Sustainability In The Cooling Of Data Centres And Reduced Energy Consumption
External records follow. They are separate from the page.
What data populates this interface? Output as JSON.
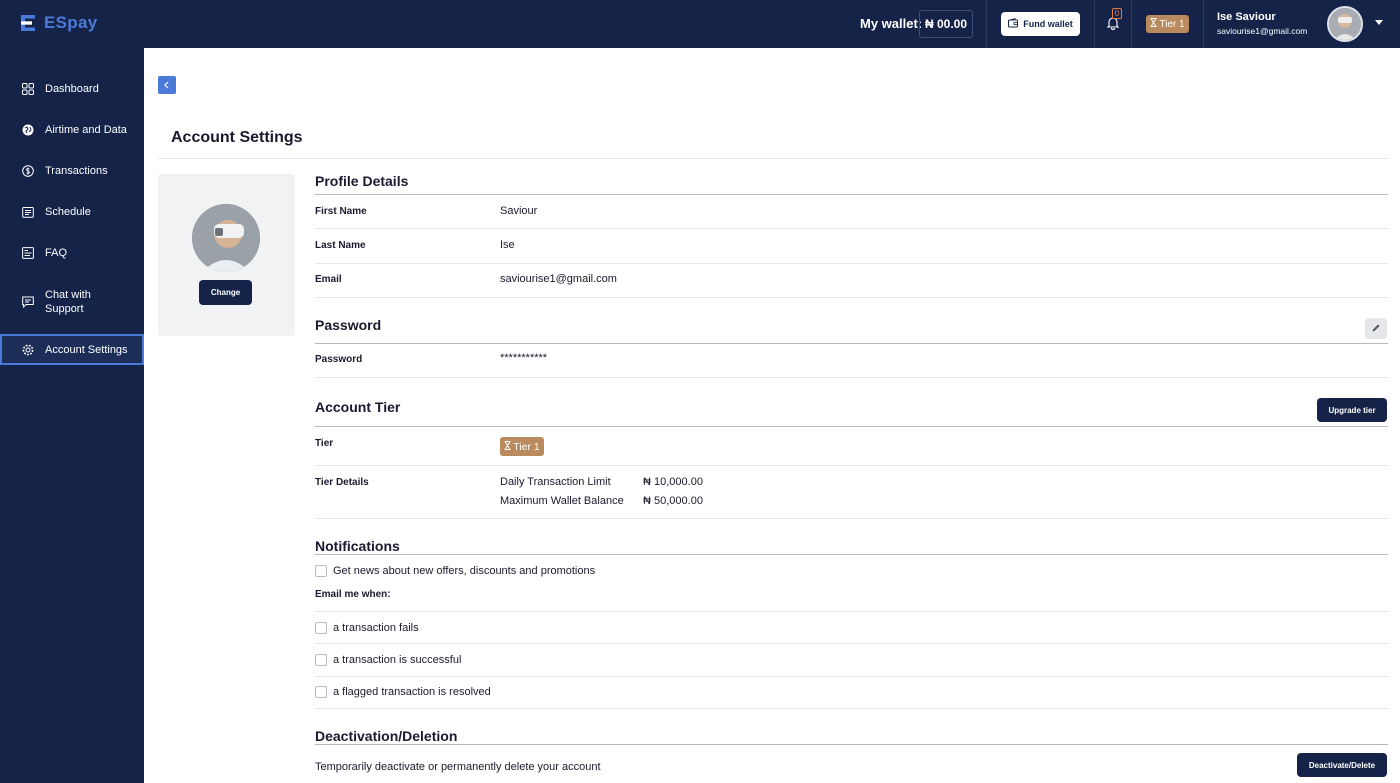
{
  "header": {
    "logo_text": "ESpay",
    "wallet_label": "My wallet:",
    "wallet_amount": "₦ 00.00",
    "fund_wallet_label": "Fund wallet",
    "notification_count": "0",
    "tier_badge": "Tier 1",
    "user_name": "Ise Saviour",
    "user_email": "saviourise1@gmail.com"
  },
  "sidebar": {
    "items": [
      {
        "label": "Dashboard",
        "icon": "grid-icon"
      },
      {
        "label": "Airtime and Data",
        "icon": "globe-icon"
      },
      {
        "label": "Transactions",
        "icon": "dollar-icon"
      },
      {
        "label": "Schedule",
        "icon": "calendar-icon"
      },
      {
        "label": "FAQ",
        "icon": "faq-icon"
      },
      {
        "label": "Chat with Support",
        "icon": "chat-icon"
      },
      {
        "label": "Account Settings",
        "icon": "gear-icon",
        "active": true
      }
    ]
  },
  "page": {
    "title": "Account Settings"
  },
  "profile_card": {
    "change_label": "Change"
  },
  "profile": {
    "title": "Profile Details",
    "first_name_label": "First Name",
    "first_name_value": "Saviour",
    "last_name_label": "Last Name",
    "last_name_value": "Ise",
    "email_label": "Email",
    "email_value": "saviourise1@gmail.com"
  },
  "password": {
    "title": "Password",
    "label": "Password",
    "value": "***********"
  },
  "tier": {
    "title": "Account Tier",
    "upgrade_label": "Upgrade tier",
    "tier_label": "Tier",
    "tier_value": "Tier 1",
    "details_label": "Tier Details",
    "daily_limit_label": "Daily Transaction Limit",
    "daily_limit_value": "₦ 10,000.00",
    "max_balance_label": "Maximum Wallet Balance",
    "max_balance_value": "₦ 50,000.00"
  },
  "notifications": {
    "title": "Notifications",
    "news_label": "Get news about new offers, discounts and promotions",
    "email_me_label": "Email me when:",
    "options": [
      {
        "label": "a transaction fails"
      },
      {
        "label": "a transaction is successful"
      },
      {
        "label": "a flagged transaction is resolved"
      }
    ]
  },
  "deactivation": {
    "title": "Deactivation/Deletion",
    "description": "Temporarily deactivate or permanently delete your account",
    "button_label": "Deactivate/Delete"
  },
  "colors": {
    "navy": "#152348",
    "accent_blue": "#4a7bd8",
    "tier_brown": "#b98a5e",
    "notification_orange": "#e07a4a"
  }
}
<p style="text-align: justify;">The industrial processes on a whole and, for example IT systems must continuously be improved with regard to energy consumption.</p><p style="text-align: justify;">The Fraunhofer Institute for Systems and Innovation Research in Karlsruhe has deter-mined that the energy consumption of data centres in Germany currently is around 10-15TWh. Converted into CO2 equivalents, this roughly corresponds to the CO2 emissions from air traffic in Germany (before Corona). The share of the IT industry in global en-ergy consumption is around 7%. The same report also said that Google's energy con-sumption increased by 20% from 2015/2016. The cooling of the systems alone accounts for approx. 25% of the total energy consumption, so savings potential must be sought here.</p><p style="text-align: justify;">Data centres around 1980 worked with room temperatures around 18-20 &deg;C. At that time, these temperatures could only be achieved by means of ozone-damaging com-pression cooling, i.e. the energy consumption of the cooling was well over 35% due to the high proportion of compression cooling and moreover, it was also harmful to the environment.</p><p style="text-align: justify;">With new technologies and location decisions the IT industry tried to get the operating costs for the "cooling" under control.</p><p style="text-align: justify;">Over the years processes in the computers have been improved, and the cooling works with higher cooling water temperatures. Due to the higher cooling water temperatures, the difference to the rising outside temperatures around the world is smaller. The com-pression refrigeration is only necessary to maintain operational reliability, the annual operating hours and thus the operating costs, are cut back to a few hundred hours per year, which means a significant reduction. For more than 8000h/a, the cooling capacity is provided by free cooling, i.e. by ambient air or ambient air pre-cooled by water - dry coolers, also with adiabatic pre-cooling, hybrid coolers and cooling towers are used here.</p><p style="text-align: justify;">After all, the future in this field is in the use of hybrid technology. Quiet dry coolers with a large heat exchange surface and high-efficiency fans will work in dry mode up to outside temperatures of 25-30 &deg;C. Above such outside temperatures, the cooling air will be pre-cooled adiabatically while the heat exchanger is cooled directly with water.</p><p style="text-align: justify;">Related to Hamburg, the annual operating costs for a cooling capacity of 1,000kW can be reduced to less than 1,000&euro; (electricity 0.16 &euro;/kWh and cooling water 4&euro;/m3/h).</p><p style="text-align: justify;">Energy savings in the cooling of data centres could significantly be increased if comput-ers are developed that work constantly and safe even at higher operating temperatures. Ideally, there should be a dry heat transfer by convection from the data centre to the outside air or via plate heat exchangers to the district heating system.&nbsp;</p>
KR Expert - Reinhard Grauting